  • formOutputCol: This is the id of the column which contains the (hidden) client side PIPEFORCE URI to store the form data to after SUBMIT was clicked in the row form.

Step 2: Change List Schema

The next step is to change the List Schema and add three more columns:

  • A column which contains the unique id of a row to load and save it.

  • A column which contains the path how to load the row data from backend. Relates to formInputCol.

  • A column which contains the path how to save the row data to backend. Relates to formOutputCol.

Let’s assume you already have List Schema like this example:

Now lets add three more top level fields uuid, readPath, writePath to this schema as this example shows at its bottom:

The field uuid contains an id in order to point to a row data set. In this example, this uuid is returned from the backend. But it can be any field capable to identify a single row entry data set. This column is set to "hidden": true in order to not show it in the list.

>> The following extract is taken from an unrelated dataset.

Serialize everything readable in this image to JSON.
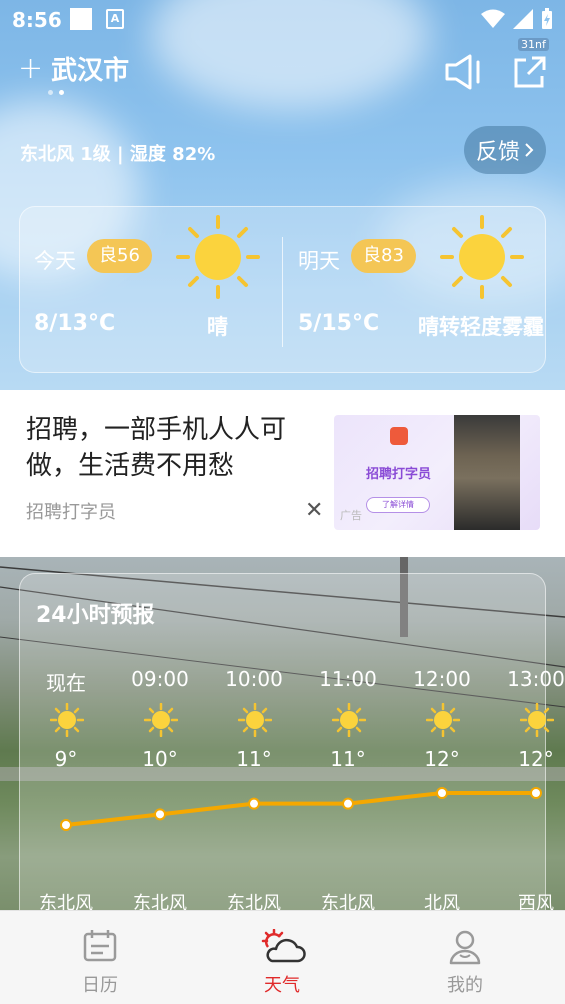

The added fields readPath and writePath correspond with the value set in the List Config using the attributes formInputCol and formOutputCol. The value of these fields can be any client side PIPEFORCE URI pointing to a location where the row data can be loaded from and written to. This can differ for any row if required.

Additionally the piStyle attribute is used inside readPath and writePath:

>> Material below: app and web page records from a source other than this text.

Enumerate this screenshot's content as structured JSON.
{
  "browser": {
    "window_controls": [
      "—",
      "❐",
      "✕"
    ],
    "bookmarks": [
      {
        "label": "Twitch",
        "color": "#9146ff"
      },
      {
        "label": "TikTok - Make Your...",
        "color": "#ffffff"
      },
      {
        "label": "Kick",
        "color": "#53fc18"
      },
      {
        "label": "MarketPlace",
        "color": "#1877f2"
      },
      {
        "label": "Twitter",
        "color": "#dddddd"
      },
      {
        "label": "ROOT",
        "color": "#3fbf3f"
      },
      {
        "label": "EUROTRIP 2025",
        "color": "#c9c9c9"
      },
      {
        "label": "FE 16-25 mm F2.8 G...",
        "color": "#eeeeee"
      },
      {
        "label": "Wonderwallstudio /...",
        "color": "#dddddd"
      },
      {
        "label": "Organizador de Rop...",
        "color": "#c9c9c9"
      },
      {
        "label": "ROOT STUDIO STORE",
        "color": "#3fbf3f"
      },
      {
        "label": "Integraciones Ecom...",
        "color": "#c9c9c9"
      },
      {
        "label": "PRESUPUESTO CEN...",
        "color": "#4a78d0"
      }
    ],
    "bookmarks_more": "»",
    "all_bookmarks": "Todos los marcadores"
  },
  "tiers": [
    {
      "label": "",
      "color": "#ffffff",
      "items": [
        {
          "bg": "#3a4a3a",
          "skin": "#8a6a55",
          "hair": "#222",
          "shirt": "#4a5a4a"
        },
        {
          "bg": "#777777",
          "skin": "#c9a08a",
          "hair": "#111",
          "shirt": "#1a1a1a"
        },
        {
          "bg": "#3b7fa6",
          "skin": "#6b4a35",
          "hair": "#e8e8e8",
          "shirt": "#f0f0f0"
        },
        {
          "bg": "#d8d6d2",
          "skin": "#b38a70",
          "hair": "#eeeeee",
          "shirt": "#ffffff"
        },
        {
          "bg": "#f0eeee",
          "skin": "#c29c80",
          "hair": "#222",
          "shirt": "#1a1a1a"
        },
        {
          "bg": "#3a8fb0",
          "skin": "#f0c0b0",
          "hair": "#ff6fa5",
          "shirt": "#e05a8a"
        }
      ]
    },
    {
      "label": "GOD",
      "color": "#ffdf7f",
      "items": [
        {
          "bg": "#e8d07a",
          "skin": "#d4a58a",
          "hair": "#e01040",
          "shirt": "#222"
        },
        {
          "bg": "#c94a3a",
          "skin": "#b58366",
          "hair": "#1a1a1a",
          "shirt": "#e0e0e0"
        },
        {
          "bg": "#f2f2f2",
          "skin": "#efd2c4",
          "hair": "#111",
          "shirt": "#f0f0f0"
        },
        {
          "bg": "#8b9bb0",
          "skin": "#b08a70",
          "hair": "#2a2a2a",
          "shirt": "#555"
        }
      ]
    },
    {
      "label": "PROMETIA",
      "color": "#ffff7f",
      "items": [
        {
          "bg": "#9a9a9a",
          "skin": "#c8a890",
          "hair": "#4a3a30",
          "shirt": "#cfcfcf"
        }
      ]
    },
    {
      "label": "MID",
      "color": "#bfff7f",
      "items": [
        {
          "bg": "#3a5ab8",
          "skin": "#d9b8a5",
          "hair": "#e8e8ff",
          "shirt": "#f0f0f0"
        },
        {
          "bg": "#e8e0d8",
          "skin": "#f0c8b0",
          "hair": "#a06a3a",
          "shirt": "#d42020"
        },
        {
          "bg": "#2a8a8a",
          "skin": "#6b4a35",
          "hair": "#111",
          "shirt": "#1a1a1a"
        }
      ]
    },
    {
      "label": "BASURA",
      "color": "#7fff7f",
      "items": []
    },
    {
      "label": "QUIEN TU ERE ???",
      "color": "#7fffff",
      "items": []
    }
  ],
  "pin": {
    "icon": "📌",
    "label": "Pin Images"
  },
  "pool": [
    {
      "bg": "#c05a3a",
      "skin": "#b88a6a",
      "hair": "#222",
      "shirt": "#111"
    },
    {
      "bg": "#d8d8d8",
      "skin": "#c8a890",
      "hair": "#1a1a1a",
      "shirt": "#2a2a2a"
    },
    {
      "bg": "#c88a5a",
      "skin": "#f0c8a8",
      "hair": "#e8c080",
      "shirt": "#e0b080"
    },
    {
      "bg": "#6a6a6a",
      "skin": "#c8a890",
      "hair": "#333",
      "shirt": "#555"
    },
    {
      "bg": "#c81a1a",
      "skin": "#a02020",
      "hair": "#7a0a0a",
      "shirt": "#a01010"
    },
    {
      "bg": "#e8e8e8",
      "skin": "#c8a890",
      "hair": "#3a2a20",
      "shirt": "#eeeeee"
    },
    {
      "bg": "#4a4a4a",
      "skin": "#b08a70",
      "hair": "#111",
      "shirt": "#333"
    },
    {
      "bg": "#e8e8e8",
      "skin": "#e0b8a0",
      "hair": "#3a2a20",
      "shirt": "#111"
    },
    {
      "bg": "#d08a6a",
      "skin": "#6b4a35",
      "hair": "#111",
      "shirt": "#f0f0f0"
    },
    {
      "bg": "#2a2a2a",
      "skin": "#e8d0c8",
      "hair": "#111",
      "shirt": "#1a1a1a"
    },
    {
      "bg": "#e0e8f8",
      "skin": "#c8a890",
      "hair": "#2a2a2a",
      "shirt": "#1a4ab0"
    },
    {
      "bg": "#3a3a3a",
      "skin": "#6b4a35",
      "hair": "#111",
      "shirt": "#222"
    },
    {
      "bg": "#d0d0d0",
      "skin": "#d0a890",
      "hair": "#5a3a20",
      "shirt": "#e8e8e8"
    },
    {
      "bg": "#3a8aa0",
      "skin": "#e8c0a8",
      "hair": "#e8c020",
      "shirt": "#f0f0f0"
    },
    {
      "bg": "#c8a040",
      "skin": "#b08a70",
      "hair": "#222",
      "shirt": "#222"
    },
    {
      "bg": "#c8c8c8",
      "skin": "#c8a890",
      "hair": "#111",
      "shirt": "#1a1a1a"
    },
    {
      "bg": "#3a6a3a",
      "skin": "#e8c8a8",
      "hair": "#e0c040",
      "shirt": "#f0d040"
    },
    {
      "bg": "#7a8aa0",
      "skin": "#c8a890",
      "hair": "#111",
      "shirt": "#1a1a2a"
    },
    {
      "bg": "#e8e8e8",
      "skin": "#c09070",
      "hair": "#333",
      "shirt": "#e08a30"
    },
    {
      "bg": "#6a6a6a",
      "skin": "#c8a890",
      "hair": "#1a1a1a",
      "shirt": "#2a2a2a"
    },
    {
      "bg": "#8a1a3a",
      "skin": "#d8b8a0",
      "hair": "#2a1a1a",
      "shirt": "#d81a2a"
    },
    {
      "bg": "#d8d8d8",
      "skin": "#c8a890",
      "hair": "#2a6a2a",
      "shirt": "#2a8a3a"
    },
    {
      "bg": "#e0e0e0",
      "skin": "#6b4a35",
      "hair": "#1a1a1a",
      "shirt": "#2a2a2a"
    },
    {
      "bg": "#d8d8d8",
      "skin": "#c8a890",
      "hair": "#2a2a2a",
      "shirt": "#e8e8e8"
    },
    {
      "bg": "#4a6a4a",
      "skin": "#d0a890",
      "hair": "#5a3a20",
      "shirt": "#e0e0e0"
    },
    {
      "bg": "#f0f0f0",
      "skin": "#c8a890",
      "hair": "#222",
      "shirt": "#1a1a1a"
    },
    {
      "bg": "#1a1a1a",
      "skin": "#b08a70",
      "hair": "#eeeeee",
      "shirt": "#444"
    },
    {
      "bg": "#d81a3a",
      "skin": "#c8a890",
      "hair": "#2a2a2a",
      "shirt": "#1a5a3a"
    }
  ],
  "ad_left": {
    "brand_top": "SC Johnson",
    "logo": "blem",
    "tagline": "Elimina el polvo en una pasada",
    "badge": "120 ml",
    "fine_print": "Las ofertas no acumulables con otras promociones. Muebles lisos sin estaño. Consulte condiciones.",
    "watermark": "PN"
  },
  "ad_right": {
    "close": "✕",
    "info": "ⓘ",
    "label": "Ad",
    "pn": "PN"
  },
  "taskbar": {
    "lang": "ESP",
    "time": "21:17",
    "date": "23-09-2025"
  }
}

  • hidden: Set to true in order to not show the value of this column in the list.

  • value: Since the backend isn’t returning any value for this field, a fixed value for this column from client side is set here. The keyword ${row.uuid} is a special variable which will be rendered at client side for any row and in this case it will be replaced by the value of the uuid column of the current row. This way you can set the uuid of the current row in order to read and write it in the form. You can refer to any column field here by its id in order to construct a valid client side PIPEFORCE URI required to read and write row data. For example in order to refer to the firstName field, you would use ${row.firstName} instead.

Step 3: Create the row edit form

As last step you have to create the form which should be displayed in case a row has been clicked.

Go to LOW CODE -> Properties.

Select your app and create a new Form Config.

Let’s assume you have a Form Config like this:

Additionally, we need to change this so that the fields uuid, readPath and writePath are not shown in this form. To do so, add the layout section to this Form Config as shown in this example:

The layout part explicitly defines the fields which must be displayed in the form. All other fields like uuid, readPath and writePath are ignored and not displayed.

Note: Any input and output settings in this Form Config can be ignored since they will be overwritten by the row edit form using values from readPath and writePath instead.

Done. If you open your list and click a row, the form will load the current row data by using the PIPEFORCE URI of column readPath and shows this data in a form defined by the form config. On SUBMIT it will use the PIPEFORCE URI of column writePath to store changed data back to the backend.

Internationalization (i18n)

Text elements of the list can also be internationalized (= translated to different languages). See here for more details, how this works: .